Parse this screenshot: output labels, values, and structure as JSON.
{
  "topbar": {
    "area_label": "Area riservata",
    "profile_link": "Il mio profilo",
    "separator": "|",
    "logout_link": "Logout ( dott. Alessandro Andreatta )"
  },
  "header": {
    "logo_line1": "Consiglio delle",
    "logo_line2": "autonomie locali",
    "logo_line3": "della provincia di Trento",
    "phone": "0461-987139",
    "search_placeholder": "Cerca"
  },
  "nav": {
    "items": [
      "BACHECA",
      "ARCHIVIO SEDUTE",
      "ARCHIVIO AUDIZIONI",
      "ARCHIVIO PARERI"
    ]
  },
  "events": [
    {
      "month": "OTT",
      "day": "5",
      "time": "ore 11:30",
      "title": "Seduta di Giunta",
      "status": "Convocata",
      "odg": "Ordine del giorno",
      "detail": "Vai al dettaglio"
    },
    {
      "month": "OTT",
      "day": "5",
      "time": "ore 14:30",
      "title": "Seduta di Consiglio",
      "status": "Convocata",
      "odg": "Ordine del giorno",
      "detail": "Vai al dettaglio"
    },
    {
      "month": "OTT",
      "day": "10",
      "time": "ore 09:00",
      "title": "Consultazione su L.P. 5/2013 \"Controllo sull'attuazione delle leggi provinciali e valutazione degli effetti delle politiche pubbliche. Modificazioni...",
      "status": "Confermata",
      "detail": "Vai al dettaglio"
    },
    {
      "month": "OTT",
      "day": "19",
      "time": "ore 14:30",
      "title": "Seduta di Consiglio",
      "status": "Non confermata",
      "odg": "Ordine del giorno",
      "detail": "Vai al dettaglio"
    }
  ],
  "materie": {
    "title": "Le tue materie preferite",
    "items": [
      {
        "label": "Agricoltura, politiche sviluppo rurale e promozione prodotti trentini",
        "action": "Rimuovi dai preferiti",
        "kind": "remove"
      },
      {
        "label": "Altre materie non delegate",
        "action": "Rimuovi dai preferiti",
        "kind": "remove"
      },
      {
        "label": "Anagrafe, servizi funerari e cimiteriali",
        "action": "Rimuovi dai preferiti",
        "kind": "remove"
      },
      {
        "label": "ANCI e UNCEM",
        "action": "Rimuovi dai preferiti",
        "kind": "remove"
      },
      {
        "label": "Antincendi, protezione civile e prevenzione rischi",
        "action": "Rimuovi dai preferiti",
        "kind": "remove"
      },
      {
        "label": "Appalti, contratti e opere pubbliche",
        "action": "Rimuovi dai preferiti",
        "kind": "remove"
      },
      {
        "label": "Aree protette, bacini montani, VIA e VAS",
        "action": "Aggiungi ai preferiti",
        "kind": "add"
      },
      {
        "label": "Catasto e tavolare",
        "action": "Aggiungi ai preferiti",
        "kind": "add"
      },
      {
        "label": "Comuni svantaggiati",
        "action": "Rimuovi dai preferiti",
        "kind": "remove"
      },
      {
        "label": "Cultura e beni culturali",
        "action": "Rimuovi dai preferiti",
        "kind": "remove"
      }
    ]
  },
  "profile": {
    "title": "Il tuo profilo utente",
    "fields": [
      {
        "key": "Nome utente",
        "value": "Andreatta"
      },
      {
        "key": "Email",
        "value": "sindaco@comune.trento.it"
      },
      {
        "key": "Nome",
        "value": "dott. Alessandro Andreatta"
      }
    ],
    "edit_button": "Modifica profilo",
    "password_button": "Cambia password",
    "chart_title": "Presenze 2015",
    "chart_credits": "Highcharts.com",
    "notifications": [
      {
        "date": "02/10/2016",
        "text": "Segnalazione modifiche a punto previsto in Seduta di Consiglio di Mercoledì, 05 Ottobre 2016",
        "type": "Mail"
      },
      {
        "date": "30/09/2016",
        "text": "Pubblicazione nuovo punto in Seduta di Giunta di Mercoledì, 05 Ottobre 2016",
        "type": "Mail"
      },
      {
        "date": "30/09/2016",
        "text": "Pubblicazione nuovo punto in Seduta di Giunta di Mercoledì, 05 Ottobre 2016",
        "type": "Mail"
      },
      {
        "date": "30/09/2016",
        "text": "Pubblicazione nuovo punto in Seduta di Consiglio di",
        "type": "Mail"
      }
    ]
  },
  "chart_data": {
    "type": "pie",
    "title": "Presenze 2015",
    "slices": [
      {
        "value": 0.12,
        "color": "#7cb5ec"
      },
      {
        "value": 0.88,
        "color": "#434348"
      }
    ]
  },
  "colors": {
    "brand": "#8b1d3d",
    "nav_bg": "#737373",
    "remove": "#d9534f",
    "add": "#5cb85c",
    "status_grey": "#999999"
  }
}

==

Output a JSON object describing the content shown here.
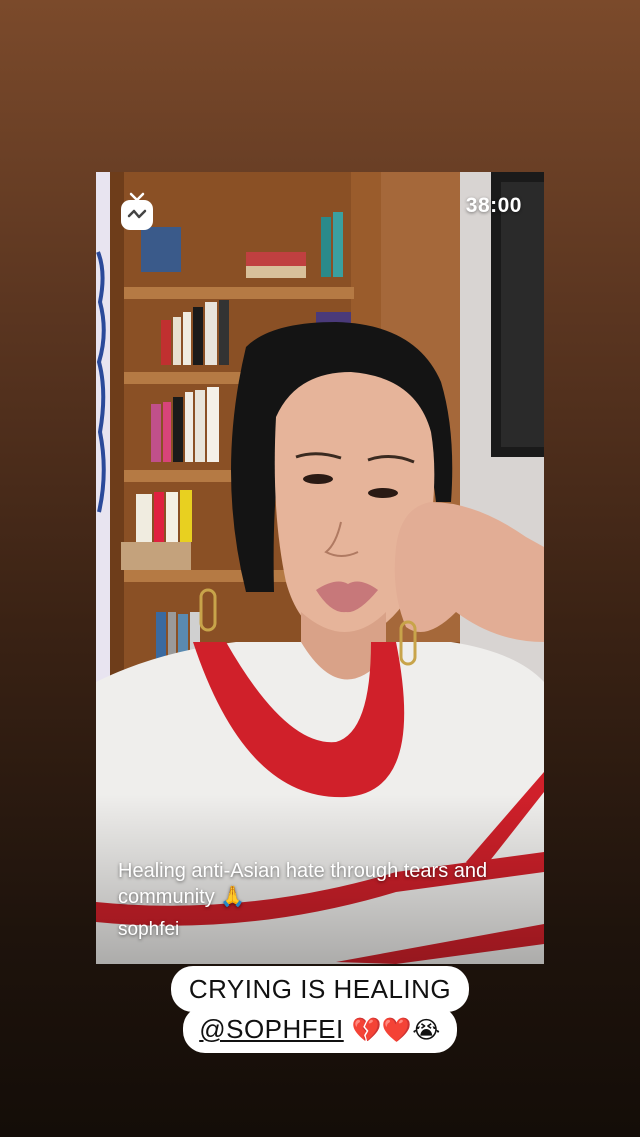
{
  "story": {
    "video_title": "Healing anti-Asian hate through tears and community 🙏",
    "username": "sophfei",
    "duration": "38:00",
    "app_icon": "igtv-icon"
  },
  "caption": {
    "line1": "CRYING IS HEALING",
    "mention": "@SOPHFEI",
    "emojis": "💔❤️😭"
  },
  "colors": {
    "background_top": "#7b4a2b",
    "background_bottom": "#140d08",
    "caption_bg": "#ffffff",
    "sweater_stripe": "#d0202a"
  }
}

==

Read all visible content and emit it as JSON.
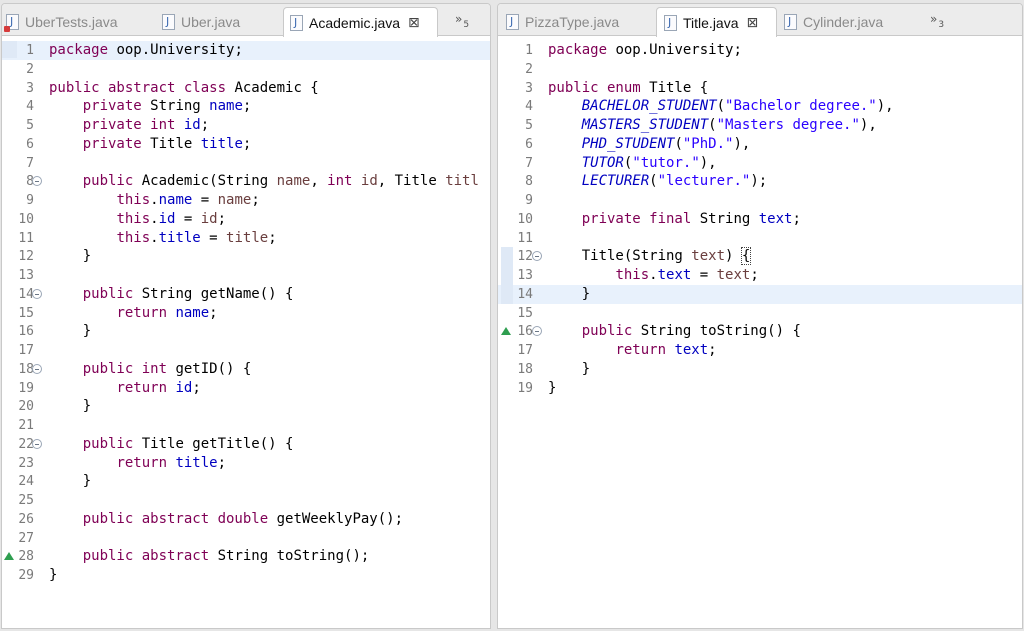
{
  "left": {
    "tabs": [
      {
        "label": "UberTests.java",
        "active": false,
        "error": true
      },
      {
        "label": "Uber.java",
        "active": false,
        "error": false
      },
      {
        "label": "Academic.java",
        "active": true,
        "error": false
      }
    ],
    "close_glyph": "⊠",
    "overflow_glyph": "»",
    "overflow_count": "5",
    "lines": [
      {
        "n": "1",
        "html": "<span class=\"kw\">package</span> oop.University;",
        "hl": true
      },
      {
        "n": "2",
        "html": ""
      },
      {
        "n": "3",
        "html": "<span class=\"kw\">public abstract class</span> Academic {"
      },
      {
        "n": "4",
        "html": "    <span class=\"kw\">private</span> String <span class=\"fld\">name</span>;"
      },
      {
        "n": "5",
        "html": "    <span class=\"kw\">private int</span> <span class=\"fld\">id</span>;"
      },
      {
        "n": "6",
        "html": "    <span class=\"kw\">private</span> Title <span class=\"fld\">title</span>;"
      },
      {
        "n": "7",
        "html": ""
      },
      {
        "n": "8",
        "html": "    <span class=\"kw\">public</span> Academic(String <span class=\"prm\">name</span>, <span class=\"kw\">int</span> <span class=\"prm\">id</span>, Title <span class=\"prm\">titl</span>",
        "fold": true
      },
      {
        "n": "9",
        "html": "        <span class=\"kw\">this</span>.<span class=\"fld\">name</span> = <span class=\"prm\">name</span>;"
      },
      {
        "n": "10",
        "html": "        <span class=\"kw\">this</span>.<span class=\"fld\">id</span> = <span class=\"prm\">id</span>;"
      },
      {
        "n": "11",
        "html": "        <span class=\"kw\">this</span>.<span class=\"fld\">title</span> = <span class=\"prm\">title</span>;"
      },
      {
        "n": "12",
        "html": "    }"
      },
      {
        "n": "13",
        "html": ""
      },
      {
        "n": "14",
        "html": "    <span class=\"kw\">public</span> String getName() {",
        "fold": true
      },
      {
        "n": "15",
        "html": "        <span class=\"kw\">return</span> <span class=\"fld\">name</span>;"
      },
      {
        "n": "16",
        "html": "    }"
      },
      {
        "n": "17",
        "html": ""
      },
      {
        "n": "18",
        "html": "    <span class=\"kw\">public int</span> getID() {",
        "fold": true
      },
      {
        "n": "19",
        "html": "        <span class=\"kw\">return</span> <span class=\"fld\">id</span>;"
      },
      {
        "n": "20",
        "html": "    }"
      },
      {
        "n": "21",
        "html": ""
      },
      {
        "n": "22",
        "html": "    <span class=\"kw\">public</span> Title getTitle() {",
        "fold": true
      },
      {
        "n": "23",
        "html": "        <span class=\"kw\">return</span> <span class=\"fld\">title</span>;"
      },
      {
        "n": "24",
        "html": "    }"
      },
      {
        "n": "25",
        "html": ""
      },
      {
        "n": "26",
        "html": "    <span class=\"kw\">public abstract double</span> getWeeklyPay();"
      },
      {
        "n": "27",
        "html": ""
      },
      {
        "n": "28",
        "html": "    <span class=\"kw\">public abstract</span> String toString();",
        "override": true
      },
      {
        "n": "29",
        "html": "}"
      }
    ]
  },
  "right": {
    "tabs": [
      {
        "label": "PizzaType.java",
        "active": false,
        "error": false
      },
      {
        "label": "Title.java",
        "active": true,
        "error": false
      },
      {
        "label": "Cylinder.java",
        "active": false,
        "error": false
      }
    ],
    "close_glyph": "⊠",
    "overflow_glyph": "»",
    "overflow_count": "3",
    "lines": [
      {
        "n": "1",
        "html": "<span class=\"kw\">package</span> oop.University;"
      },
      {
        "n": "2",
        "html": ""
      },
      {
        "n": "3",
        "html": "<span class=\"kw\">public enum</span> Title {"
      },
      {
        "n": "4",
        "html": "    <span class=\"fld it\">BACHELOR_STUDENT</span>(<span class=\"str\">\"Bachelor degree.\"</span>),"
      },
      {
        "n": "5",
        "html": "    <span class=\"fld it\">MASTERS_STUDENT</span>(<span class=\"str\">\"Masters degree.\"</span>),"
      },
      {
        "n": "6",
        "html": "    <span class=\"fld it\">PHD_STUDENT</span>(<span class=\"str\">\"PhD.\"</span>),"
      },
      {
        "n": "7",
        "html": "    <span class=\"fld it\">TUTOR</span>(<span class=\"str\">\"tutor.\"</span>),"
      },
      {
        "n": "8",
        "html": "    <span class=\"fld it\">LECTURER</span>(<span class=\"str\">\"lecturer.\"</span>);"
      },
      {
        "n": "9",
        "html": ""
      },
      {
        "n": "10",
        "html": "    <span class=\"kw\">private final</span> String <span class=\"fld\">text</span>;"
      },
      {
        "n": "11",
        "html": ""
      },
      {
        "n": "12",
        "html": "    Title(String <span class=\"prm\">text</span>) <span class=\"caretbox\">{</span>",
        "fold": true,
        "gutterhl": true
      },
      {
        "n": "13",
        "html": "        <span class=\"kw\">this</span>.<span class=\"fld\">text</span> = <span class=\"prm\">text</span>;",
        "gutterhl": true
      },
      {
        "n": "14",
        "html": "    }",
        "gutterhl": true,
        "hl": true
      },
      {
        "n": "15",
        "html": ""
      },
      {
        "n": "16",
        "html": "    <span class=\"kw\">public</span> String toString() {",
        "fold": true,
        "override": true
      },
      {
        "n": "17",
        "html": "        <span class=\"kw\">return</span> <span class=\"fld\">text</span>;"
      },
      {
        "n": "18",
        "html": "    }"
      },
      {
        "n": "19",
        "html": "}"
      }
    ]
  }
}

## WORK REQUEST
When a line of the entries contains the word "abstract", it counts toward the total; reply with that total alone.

## SOLUTION
3